• Problem to work on:
When you write out the entries, keep every line exactly as it appears.

• Extracted entries:
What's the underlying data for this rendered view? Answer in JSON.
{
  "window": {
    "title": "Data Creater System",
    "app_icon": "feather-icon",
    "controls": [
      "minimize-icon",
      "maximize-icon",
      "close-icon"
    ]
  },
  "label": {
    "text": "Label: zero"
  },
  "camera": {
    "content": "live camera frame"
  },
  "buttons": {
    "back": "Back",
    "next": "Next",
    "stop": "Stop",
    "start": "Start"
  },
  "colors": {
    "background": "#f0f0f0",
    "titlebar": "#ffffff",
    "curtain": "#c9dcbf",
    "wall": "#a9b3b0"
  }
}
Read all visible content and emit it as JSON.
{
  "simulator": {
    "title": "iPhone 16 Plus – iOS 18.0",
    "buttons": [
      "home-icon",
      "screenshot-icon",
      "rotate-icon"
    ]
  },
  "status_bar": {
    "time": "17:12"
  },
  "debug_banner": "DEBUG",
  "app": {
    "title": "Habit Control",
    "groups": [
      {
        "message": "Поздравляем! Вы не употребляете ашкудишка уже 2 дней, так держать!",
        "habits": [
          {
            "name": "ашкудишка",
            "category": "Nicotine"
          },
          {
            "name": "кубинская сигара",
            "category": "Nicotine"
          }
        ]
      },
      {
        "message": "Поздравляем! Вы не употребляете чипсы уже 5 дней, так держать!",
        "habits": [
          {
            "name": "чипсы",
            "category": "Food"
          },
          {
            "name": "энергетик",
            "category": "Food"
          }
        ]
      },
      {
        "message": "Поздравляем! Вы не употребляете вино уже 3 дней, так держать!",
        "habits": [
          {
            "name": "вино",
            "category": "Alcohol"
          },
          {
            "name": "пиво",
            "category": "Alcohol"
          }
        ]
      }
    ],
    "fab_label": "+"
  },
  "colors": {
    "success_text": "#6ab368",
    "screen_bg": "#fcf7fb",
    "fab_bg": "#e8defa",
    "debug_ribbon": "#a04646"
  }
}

• Answer box:
What's the underlying data for this rendered view? Answer in JSON.
{
  "window": {
    "title": "Data Creater System",
    "app_icon": "feather-icon",
    "controls": [
      "minimize-icon",
      "maximize-icon",
      "close-icon"
    ]
  },
  "label": {
    "text": "Label: zero"
  },
  "camera": {
    "content": "live camera frame"
  },
  "buttons": {
    "back": "Back",
    "next": "Next",
    "stop": "Stop",
    "start": "Start"
  },
  "colors": {
    "background": "#f0f0f0",
    "titlebar": "#ffffff",
    "curtain": "#c9dcbf",
    "wall": "#a9b3b0"
  }
}
Read all visible content and emit it as JSON.
{
  "simulator": {
    "title": "iPhone 16 Plus – iOS 18.0",
    "buttons": [
      "home-icon",
      "screenshot-icon",
      "rotate-icon"
    ]
  },
  "status_bar": {
    "time": "17:12"
  },
  "debug_banner": "DEBUG",
  "app": {
    "title": "Habit Control",
    "groups": [
      {
        "message": "Поздравляем! Вы не употребляете ашкудишка уже 2 дней, так держать!",
        "habits": [
          {
            "name": "ашкудишка",
            "category": "Nicotine"
          },
          {
            "name": "кубинская сигара",
            "category": "Nicotine"
          }
        ]
      },
      {
        "message": "Поздравляем! Вы не употребляете чипсы уже 5 дней, так держать!",
        "habits": [
          {
            "name": "чипсы",
            "category": "Food"
          },
          {
            "name": "энергетик",
            "category": "Food"
          }
        ]
      },
      {
        "message": "Поздравляем! Вы не употребляете вино уже 3 дней, так держать!",
        "habits": [
          {
            "name": "вино",
            "category": "Alcohol"
          },
          {
            "name": "пиво",
            "category": "Alcohol"
          }
        ]
      }
    ],
    "fab_label": "+"
  },
  "colors": {
    "success_text": "#6ab368",
    "screen_bg": "#fcf7fb",
    "fab_bg": "#e8defa",
    "debug_ribbon": "#a04646"
  }
}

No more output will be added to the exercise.